To the lengthy list of COVID pandemic victims, add the nation’s 2,500 turkey farmers. According to this article in the Washington Post, the pandemic threatens to interrupt fifty years of steadily increasing turkey consumption (which peaked last year at roughly 16 pounds per person, most of which was gobbled up on Thanksgiving Day) and potentially altering the holiday for good: social distancing and travel challenges will mean fewer people gathering around the table this November, resulting in smaller home-cooked turkeys on the table, fewer holiday restaurant reservations and, in an increasing number of households, potentially no turkey at all.
Turkey farmers understandably fear a “sizeable increase in ‘immediate-family-only’ celebrations” this year, which would translate into fewer overflowing buffet tables which, in turns, would mean fewer turkeys. In fact, other proteins such as ham or seafood could even “cut into turkey’s dominance” if people decide that preparing an entire turkey means biting off more than one can chew, as it were.

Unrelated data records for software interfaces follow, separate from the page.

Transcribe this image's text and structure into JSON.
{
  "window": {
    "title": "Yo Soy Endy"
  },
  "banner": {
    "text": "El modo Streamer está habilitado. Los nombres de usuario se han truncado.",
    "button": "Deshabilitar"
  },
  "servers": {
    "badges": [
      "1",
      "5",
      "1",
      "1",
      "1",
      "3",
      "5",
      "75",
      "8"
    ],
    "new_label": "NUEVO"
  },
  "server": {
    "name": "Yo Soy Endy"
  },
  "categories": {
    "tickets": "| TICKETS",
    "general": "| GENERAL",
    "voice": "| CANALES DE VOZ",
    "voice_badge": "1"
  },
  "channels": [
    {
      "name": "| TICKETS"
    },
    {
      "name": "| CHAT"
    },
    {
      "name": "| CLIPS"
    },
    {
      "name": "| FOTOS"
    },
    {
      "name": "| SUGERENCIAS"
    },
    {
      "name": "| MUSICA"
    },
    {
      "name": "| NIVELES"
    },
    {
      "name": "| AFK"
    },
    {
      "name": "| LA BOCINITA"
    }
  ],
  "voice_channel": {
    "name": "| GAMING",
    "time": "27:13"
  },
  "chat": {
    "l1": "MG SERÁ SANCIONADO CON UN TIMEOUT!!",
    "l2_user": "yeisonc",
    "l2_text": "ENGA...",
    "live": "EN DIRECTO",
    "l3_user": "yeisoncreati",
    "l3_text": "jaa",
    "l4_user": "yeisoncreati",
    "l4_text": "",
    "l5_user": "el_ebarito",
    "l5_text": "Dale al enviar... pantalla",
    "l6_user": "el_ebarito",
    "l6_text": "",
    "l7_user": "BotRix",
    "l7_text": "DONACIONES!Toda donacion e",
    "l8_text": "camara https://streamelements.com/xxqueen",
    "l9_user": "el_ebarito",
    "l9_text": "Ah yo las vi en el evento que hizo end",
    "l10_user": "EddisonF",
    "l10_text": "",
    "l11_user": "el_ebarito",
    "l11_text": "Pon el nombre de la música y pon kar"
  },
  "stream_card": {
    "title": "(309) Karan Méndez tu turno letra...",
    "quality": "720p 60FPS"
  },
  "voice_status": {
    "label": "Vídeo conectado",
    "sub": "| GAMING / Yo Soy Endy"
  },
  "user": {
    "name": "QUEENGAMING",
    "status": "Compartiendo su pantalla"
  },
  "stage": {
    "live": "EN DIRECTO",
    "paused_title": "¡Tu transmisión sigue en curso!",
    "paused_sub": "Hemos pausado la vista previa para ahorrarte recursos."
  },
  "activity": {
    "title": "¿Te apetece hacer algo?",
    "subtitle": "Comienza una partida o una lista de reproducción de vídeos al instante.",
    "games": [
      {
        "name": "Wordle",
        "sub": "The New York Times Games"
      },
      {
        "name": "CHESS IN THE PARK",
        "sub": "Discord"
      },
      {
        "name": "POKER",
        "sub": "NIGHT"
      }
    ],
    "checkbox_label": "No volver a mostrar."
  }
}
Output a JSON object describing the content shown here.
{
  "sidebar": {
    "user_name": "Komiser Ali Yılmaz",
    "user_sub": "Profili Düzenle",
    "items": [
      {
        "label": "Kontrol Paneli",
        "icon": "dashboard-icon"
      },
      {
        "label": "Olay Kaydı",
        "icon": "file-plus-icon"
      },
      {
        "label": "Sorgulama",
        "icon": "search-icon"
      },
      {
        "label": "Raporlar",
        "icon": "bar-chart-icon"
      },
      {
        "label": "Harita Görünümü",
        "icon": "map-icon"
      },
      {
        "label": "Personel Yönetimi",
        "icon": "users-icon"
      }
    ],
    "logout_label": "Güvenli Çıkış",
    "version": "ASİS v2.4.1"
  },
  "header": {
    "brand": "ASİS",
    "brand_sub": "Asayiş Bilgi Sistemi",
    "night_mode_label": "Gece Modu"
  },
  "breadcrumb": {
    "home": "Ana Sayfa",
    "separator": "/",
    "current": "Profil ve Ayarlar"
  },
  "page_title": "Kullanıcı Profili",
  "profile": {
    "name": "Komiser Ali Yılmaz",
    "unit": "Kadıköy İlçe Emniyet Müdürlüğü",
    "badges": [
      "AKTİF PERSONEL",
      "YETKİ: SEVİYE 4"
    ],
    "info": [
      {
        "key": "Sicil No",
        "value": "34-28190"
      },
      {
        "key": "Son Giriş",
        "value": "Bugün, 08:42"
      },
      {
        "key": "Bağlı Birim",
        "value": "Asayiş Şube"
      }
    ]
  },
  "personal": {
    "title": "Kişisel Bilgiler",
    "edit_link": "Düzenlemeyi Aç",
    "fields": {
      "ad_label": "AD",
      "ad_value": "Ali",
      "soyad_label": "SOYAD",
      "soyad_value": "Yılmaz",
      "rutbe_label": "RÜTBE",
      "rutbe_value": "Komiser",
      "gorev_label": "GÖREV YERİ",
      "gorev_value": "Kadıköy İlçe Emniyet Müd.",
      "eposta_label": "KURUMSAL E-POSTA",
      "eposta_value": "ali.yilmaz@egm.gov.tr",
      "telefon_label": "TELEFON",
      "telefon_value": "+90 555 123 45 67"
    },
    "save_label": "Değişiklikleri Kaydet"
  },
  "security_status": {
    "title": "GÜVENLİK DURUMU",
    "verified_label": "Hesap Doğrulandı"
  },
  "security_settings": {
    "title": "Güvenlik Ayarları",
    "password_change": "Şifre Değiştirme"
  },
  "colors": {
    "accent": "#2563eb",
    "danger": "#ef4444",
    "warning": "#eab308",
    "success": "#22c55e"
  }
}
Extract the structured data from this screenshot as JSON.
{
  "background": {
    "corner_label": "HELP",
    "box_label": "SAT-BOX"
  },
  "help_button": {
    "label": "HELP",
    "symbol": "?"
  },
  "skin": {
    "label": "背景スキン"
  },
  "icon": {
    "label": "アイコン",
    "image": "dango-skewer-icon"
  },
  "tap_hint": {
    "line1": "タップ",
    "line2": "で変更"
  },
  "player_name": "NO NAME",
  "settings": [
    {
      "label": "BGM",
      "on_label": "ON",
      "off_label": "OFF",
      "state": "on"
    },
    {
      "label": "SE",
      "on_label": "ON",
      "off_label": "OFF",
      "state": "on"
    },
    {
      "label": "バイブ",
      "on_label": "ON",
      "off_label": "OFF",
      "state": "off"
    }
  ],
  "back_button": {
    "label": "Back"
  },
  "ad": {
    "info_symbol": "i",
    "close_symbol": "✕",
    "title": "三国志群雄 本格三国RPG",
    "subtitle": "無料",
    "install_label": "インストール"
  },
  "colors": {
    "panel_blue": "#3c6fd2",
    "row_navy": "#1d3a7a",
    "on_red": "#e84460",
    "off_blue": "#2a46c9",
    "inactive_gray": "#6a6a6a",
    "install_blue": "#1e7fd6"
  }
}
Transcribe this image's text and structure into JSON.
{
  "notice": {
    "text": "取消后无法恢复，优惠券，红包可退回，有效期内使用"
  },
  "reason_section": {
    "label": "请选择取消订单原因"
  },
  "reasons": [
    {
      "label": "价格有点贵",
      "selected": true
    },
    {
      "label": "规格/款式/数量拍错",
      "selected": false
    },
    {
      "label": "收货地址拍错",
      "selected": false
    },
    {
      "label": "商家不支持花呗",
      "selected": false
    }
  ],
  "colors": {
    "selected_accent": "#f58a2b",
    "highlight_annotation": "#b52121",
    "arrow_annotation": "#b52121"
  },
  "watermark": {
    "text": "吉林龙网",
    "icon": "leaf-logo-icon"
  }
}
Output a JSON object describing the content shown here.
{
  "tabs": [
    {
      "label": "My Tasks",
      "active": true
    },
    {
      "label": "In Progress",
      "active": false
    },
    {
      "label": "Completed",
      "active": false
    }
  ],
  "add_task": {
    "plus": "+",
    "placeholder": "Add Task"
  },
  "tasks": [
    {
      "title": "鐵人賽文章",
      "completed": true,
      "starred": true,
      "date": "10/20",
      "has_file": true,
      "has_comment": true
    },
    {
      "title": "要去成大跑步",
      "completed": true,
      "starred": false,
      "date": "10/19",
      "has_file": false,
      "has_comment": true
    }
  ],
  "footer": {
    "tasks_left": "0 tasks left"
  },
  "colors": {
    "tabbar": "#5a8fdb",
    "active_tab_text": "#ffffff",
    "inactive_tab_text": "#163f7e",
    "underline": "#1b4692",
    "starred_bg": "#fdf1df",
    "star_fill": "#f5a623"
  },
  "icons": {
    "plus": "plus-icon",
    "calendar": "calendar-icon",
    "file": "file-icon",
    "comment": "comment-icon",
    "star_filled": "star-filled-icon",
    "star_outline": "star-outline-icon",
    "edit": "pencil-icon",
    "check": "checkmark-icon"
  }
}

On the other hand, the Butterball Turkey Talk Line, which “has been answering consumers’ Thanksgiving cooking questions” for 39 years, is predicting “greater demand than ever from panicked first-time cooks.”